▸ **Available data**:
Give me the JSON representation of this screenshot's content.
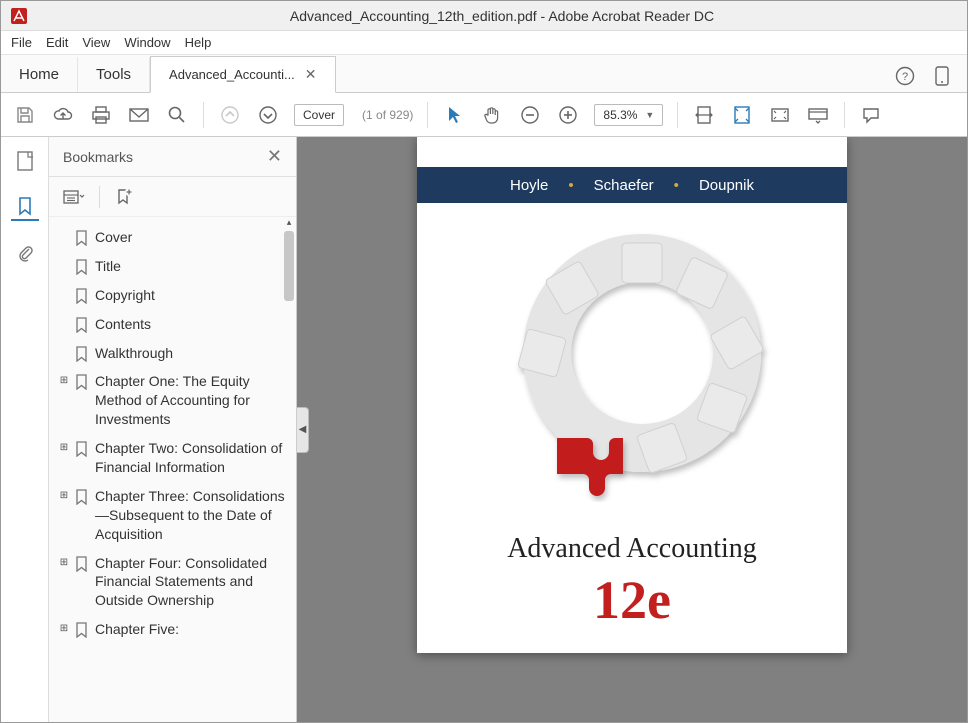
{
  "window": {
    "title": "Advanced_Accounting_12th_edition.pdf - Adobe Acrobat Reader DC"
  },
  "menu": {
    "items": [
      "File",
      "Edit",
      "View",
      "Window",
      "Help"
    ]
  },
  "tabs": {
    "home": "Home",
    "tools": "Tools",
    "doc_label": "Advanced_Accounti..."
  },
  "toolbar": {
    "page_label": "Cover",
    "page_info": "(1 of 929)",
    "zoom": "85.3%"
  },
  "sidebar": {
    "title": "Bookmarks",
    "items": [
      {
        "label": "Cover",
        "expandable": false
      },
      {
        "label": "Title",
        "expandable": false
      },
      {
        "label": "Copyright",
        "expandable": false
      },
      {
        "label": "Contents",
        "expandable": false
      },
      {
        "label": "Walkthrough",
        "expandable": false
      },
      {
        "label": "Chapter One: The Equity Method of Accounting for Investments",
        "expandable": true
      },
      {
        "label": "Chapter Two: Consolidation of Financial Information",
        "expandable": true
      },
      {
        "label": "Chapter Three: Consolidations—Subsequent to the Date of Acquisition",
        "expandable": true
      },
      {
        "label": "Chapter Four: Consolidated Financial Statements and Outside Ownership",
        "expandable": true
      },
      {
        "label": "Chapter Five:",
        "expandable": true
      }
    ]
  },
  "page": {
    "authors": [
      "Hoyle",
      "Schaefer",
      "Doupnik"
    ],
    "book_title": "Advanced Accounting",
    "edition": "12e"
  }
}
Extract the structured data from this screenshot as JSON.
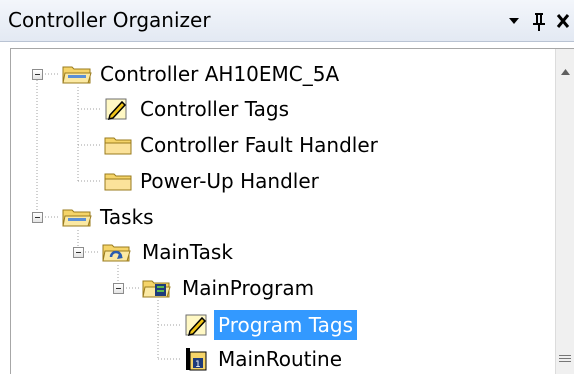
{
  "panel": {
    "title": "Controller Organizer"
  },
  "tree": {
    "controller": "Controller AH10EMC_5A",
    "controller_tags": "Controller Tags",
    "fault_handler": "Controller Fault Handler",
    "powerup_handler": "Power-Up Handler",
    "tasks": "Tasks",
    "main_task": "MainTask",
    "main_program": "MainProgram",
    "program_tags": "Program Tags",
    "main_routine": "MainRoutine"
  },
  "colors": {
    "selection": "#3399ff",
    "folder": "#f5d469"
  }
}
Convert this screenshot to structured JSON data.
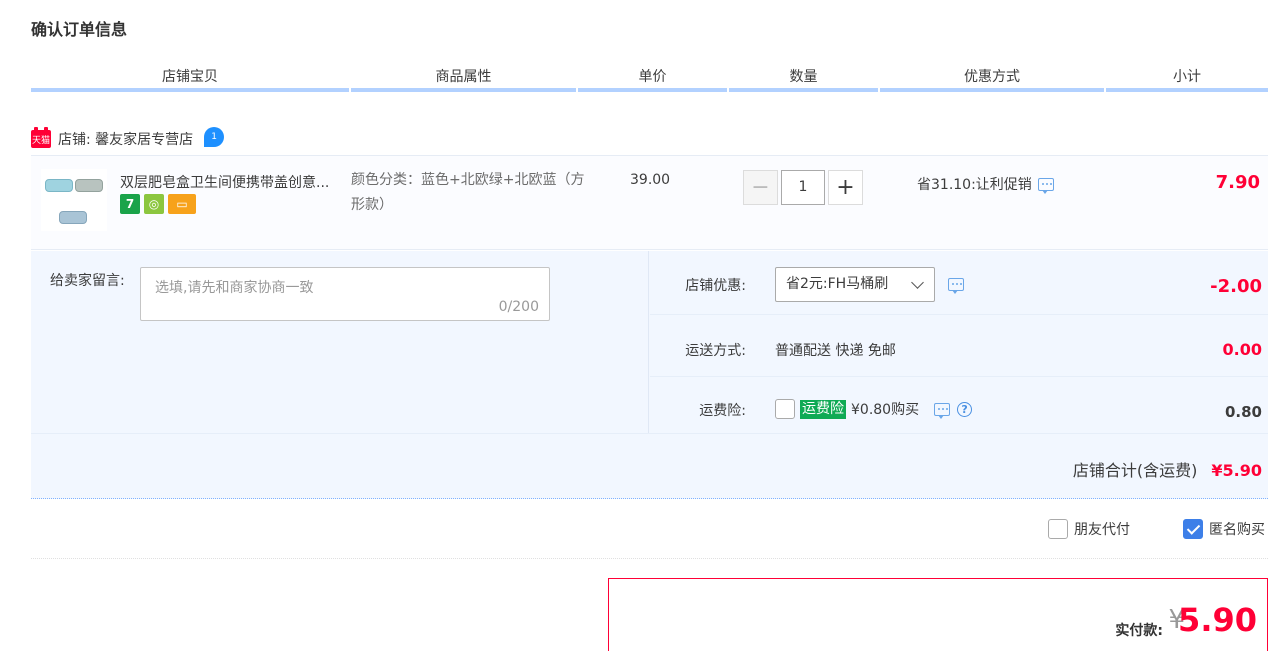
{
  "page": {
    "title": "确认订单信息"
  },
  "table_headers": [
    "店铺宝贝",
    "商品属性",
    "单价",
    "数量",
    "优惠方式",
    "小计"
  ],
  "shop": {
    "badge": "天猫",
    "label": "店铺: 馨友家居专营店",
    "chat_badge": "1"
  },
  "item": {
    "name": "双层肥皂盒卫生间便携带盖创意...",
    "tags": [
      {
        "text": "7",
        "color": "#1aa34a"
      },
      {
        "text": "◎",
        "color": "#8cc63f"
      },
      {
        "text": "▭",
        "color": "#f7a21b"
      }
    ],
    "attr": "颜色分类：蓝色+北欧绿+北欧蓝（方形款）",
    "price": "39.00",
    "qty_minus": "−",
    "quantity": "1",
    "qty_plus": "+",
    "promo": "省31.10:让利促销",
    "subtotal": "7.90"
  },
  "message": {
    "label": "给卖家留言:",
    "placeholder": "选填,请先和商家协商一致",
    "count": "0/200"
  },
  "shop_discount": {
    "label": "店铺优惠:",
    "selected": "省2元:FH马桶刷",
    "value": "-2.00"
  },
  "shipping": {
    "label": "运送方式:",
    "text": "普通配送 快递 免邮",
    "value": "0.00"
  },
  "insurance": {
    "label": "运费险:",
    "tag": "运费险",
    "text": "¥0.80购买",
    "help": "?",
    "value": "0.80"
  },
  "shop_total": {
    "label": "店铺合计(含运费)",
    "value": "¥5.90"
  },
  "options": {
    "friend_pay": "朋友代付",
    "anonymous": "匿名购买"
  },
  "payment": {
    "label": "实付款:",
    "currency": "¥",
    "amount": "5.90"
  }
}
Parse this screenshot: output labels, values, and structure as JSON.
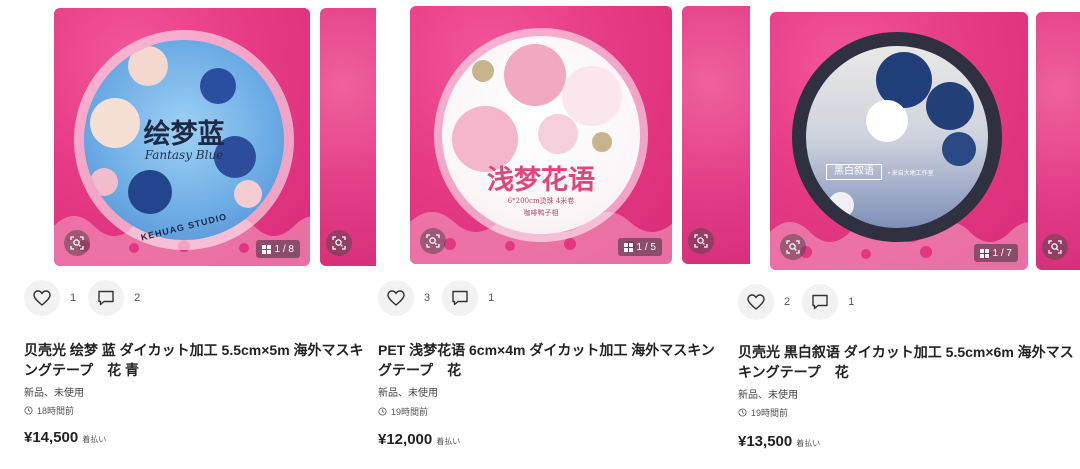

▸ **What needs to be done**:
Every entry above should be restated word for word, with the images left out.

▸ **Exercise answer**:
Give me the JSON representation of this screenshot's content.
{
  "window": {
    "title": "Advanced_Accounting_12th_edition.pdf - Adobe Acrobat Reader DC"
  },
  "menu": {
    "items": [
      "File",
      "Edit",
      "View",
      "Window",
      "Help"
    ]
  },
  "tabs": {
    "home": "Home",
    "tools": "Tools",
    "doc_label": "Advanced_Accounti..."
  },
  "toolbar": {
    "page_label": "Cover",
    "page_info": "(1 of 929)",
    "zoom": "85.3%"
  },
  "sidebar": {
    "title": "Bookmarks",
    "items": [
      {
        "label": "Cover",
        "expandable": false
      },
      {
        "label": "Title",
        "expandable": false
      },
      {
        "label": "Copyright",
        "expandable": false
      },
      {
        "label": "Contents",
        "expandable": false
      },
      {
        "label": "Walkthrough",
        "expandable": false
      },
      {
        "label": "Chapter One: The Equity Method of Accounting for Investments",
        "expandable": true
      },
      {
        "label": "Chapter Two: Consolidation of Financial Information",
        "expandable": true
      },
      {
        "label": "Chapter Three: Consolidations—Subsequent to the Date of Acquisition",
        "expandable": true
      },
      {
        "label": "Chapter Four: Consolidated Financial Statements and Outside Ownership",
        "expandable": true
      },
      {
        "label": "Chapter Five:",
        "expandable": true
      }
    ]
  },
  "page": {
    "authors": [
      "Hoyle",
      "Schaefer",
      "Doupnik"
    ],
    "book_title": "Advanced Accounting",
    "edition": "12e"
  }
}
Extract the structured data from this screenshot as JSON.
{
  "panel": {
    "title": "Controller Organizer"
  },
  "tree": {
    "controller": "Controller AH10EMC_5A",
    "controller_tags": "Controller Tags",
    "fault_handler": "Controller Fault Handler",
    "powerup_handler": "Power-Up Handler",
    "tasks": "Tasks",
    "main_task": "MainTask",
    "main_program": "MainProgram",
    "program_tags": "Program Tags",
    "main_routine": "MainRoutine"
  },
  "colors": {
    "selection": "#3399ff",
    "folder": "#f5d469"
  }
}
Convert this screenshot to structured JSON data.
{
  "page": {
    "title": "确认订单信息"
  },
  "table_headers": [
    "店铺宝贝",
    "商品属性",
    "单价",
    "数量",
    "优惠方式",
    "小计"
  ],
  "shop": {
    "badge": "天猫",
    "label": "店铺: 馨友家居专营店",
    "chat_badge": "1"
  },
  "item": {
    "name": "双层肥皂盒卫生间便携带盖创意...",
    "tags": [
      {
        "text": "7",
        "color": "#1aa34a"
      },
      {
        "text": "◎",
        "color": "#8cc63f"
      },
      {
        "text": "▭",
        "color": "#f7a21b"
      }
    ],
    "attr": "颜色分类：蓝色+北欧绿+北欧蓝（方形款）",
    "price": "39.00",
    "qty_minus": "−",
    "quantity": "1",
    "qty_plus": "+",
    "promo": "省31.10:让利促销",
    "subtotal": "7.90"
  },
  "message": {
    "label": "给卖家留言:",
    "placeholder": "选填,请先和商家协商一致",
    "count": "0/200"
  },
  "shop_discount": {
    "label": "店铺优惠:",
    "selected": "省2元:FH马桶刷",
    "value": "-2.00"
  },
  "shipping": {
    "label": "运送方式:",
    "text": "普通配送 快递 免邮",
    "value": "0.00"
  },
  "insurance": {
    "label": "运费险:",
    "tag": "运费险",
    "text": "¥0.80购买",
    "help": "?",
    "value": "0.80"
  },
  "shop_total": {
    "label": "店铺合计(含运费)",
    "value": "¥5.90"
  },
  "options": {
    "friend_pay": "朋友代付",
    "anonymous": "匿名购买"
  },
  "payment": {
    "label": "实付款:",
    "currency": "¥",
    "amount": "5.90"
  }
}
Parse this screenshot: output labels, values, and structure as JSON.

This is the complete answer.